Bank of America has rescinded its plans to impose monthly fees of $5 on its debit cards. The fees were a legitimate response to political meddling into private bank/merchant business transactions. Once again we see politicians escaping blame for the consequences of their meddling, while the victims face vicious and unjust attacks. The NJ Star-Ledger recently editorialized:

Debit cards and ATMs were supposed to save everyone — banks and customers — time and money. Bank officials, including those at Wells Fargo and Chase, tossed that rationale out the window in the face of federal regulations to rein in excessive fees. No longer able to charge high fees to merchants, the banks pouted and announced they had no choice but to extract the fees from consumers. It was all Congress’ fault, you see.

Rep. Frank Pallone (D-6th Dist.) called out Bank of America for attempting to circumvent regulations, and noted the bank’s president took home nearly $2 million in compensation last year. He called the fee “a surcharge on working people.”

The editors attribute B of A’s retrenchment to “mounting consumer outrage” and competition from “other banks and credit unions”. “So credit not just consumer rage, but the free market,” the editors brazenly assert, just a few paragraphs after they approvingly cite “regulations to rein in excessive fees…to merchants”!

In an epilogue to my previous post on the subject, I’ve left the following comments:

Did B of A respond to consumer and competitive pressures? Or were they knee-capped by thug politicians like Pallone, Durbin and other Democrats’ mob-like threats of antitrust prosecutions and regulatory reprisals?

The double standard here is obvious. Those “regulations” referred to are the price controls forcing banks to lower “excessive” fees charged to merchants – fees mutually agreed to through voluntary contracts and legitimized by widespread market acceptance. When “consumers” attempt to “circumvent” the $5 fee, it is hailed as a “small revolution”. When B of A attempts to “circumvent regulations” to recoup legitimate profits stolen at the behest of the merchant lobby - through an equally moral and legal addition of fees on debit cards - they are threatened, demonized, and ridiculed as “pouters” who dared to defy the imperial congress.

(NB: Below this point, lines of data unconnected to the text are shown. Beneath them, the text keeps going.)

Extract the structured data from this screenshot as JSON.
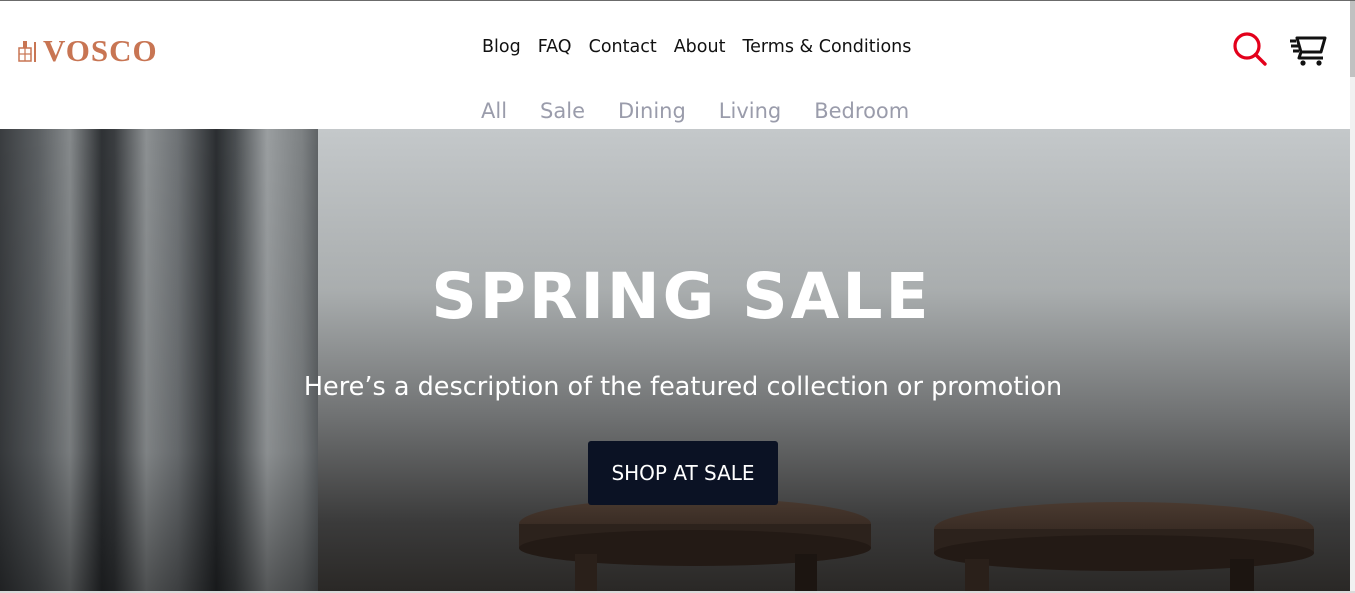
{
  "brand": {
    "name": "VOSCO",
    "color": "#c87553"
  },
  "nav": {
    "main": [
      {
        "label": "Blog"
      },
      {
        "label": "FAQ"
      },
      {
        "label": "Contact"
      },
      {
        "label": "About"
      },
      {
        "label": "Terms & Conditions"
      }
    ],
    "categories": [
      {
        "label": "All"
      },
      {
        "label": "Sale"
      },
      {
        "label": "Dining"
      },
      {
        "label": "Living"
      },
      {
        "label": "Bedroom"
      }
    ]
  },
  "icons": {
    "search": "search-icon",
    "cart": "cart-icon",
    "search_color": "#e3001b"
  },
  "hero": {
    "title": "SPRING SALE",
    "subtitle": "Here’s a description of the featured collection or promotion",
    "cta_label": "SHOP AT SALE",
    "cta_color": "#0b1224"
  }
}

Philosopher Ayn Rand warned half a century ago that “We are fast approaching the stage of the ultimate inversion: the stage where the government is free to do anything it pleases, while the citizens may act only by permission; which is the stage of the darkest periods of human history, the stage of rule by brute force.” It appears we have reached that stage, at least in finance. This congressional micro-managing of financial transactions and the political bullying of B of A shows that economic fascism is here.

As a final word, let me add that this episode puts the lie to the Left's propaganda that the financial crisis was caused by the "free market". A market in which government can impose pricing regulations such as those cited here is anything but "free".

No comments: